Guy Kawasaki’s continuous tweets have drilled the Alltop aggregate sites into my psyche, and there it was—a site for eLearning! To apply to be accepted, it required a blog name. After six months of blogging, I finally decided to name this blog: “Managing eLearning.” I will occasionally get into the weeds about eLearning tactical issues, like voicing an opinion on instructional design, but most of the time my blog posts will focus on:
- Efficient management of eLearning projects
- Leadership issues in the development and deployment proces
- Strategic discovery of entrepreneurial opportunities within the eLearning space
The association marketplace has caught my attention as a promising avenue for eLearning services. The market is as large and diverse as it can get— an association exists for almost all types of interests and businesses from the American Bar Association to the Knitting Guild Association. There are associations for associations, with ASAE being the most well-known, and there are associations for companies providing management services for associations (AMC Institute). No matter how you try to break down the association market, whether by size, staff, industry, trade or professional, the sheer size and variation of the market presents challenges much like a Rubik’s Cube.

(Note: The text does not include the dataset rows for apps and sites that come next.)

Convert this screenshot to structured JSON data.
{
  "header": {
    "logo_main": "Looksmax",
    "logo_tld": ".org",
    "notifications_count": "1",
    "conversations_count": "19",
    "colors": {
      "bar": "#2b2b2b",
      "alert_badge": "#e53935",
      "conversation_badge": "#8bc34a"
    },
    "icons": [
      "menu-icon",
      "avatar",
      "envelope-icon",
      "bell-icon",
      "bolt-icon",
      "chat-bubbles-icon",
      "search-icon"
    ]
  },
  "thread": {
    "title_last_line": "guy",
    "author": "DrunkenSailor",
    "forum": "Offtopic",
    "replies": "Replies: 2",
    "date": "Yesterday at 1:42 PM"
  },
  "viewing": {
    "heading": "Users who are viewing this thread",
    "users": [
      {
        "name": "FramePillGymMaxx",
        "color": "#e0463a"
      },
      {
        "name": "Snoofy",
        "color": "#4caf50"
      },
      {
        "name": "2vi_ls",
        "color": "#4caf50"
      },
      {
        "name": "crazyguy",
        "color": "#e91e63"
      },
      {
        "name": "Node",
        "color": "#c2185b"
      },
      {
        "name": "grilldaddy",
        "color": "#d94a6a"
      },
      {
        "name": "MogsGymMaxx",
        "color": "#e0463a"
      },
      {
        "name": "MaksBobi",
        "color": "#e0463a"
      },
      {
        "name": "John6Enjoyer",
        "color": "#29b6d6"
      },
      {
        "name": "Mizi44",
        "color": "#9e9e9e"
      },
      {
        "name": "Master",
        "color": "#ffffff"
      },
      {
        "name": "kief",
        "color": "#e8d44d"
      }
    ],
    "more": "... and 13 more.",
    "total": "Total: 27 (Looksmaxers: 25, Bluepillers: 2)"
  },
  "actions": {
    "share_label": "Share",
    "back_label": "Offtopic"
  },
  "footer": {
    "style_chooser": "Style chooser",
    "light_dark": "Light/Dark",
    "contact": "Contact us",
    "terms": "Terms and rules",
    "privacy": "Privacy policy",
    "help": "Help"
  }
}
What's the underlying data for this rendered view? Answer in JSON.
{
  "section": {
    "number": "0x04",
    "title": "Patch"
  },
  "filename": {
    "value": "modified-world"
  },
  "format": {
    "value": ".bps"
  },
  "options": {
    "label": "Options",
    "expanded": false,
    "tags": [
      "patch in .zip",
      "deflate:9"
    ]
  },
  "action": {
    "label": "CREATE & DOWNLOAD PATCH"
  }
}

A colleague asked for advice prior to an interview for a training and development job. She was selected for the interview phase in part because of her eLearning experience. Here is a summary of my advice:
- Prepare to ask questions so you understand what the job entails. This will enable you to position your expertise, e.g. “Can you describe a typical day and explain the types of tasks I will be doing?” Usually there are tactical tasks (day to day duties) and strategic tasks (long range general goals) such as helping to develop a distance education curriculum.
- Translate your training and development experiences into eLearning. If you have been a classroom trainer reflect on how you organize the course and how you plan activities to engage students. The same techniques can be translated to eLearning. Scan Bill Horton’s book: eLearning by Design for cross over language, e.g. instructional design, learning objectives, testing, and levels of learner engagement.
I am in a quick turnaround from speaking at the ASTD TechKnowledge ‘09 workshop and flying today to Atlanta for Training Magazine’s Annual Training 2009 conference for two speaking sessions. I am adjusting my two lectures (Managing eCourse Development, It’s a Team Approach and Moodle Doodle: Building Online Courses Using the Open Source CMS, Moodle) to account for people’s preoccupation with the current economic downturn.
As an eLearning entrepreneur, I want to address topics centered on managing projects and people. People are most definitely in the news this past week as we hit unemployment levels previously unseen by many in the workforce. I have had several conversations with individuals who have lost their jobs. My advice to them and all those currently employed is to always think like an entrepreneur. Here are my top ten quick tips:
This is my first blog post since 2005, when I wrote about my experiences playing the video game, XMEN, for a class I was taking at the University of Wisconsin. Last week I became inspired by my holiday reading of David Merman Scott’s The New Rules of Marketing and PR. Well here I go…As an eLearning entrepreneur, I have paid special attention to the overly depressing 2009 economic prognostications. This is my fourth recession. I’ve been self employed as an educational technologist since 1978. I feel that eLearning is going to be one of the winners during this current downturn. More associations (and there are thousands) will begin investing in online learning and will begin to eliminate a few face to face conferences.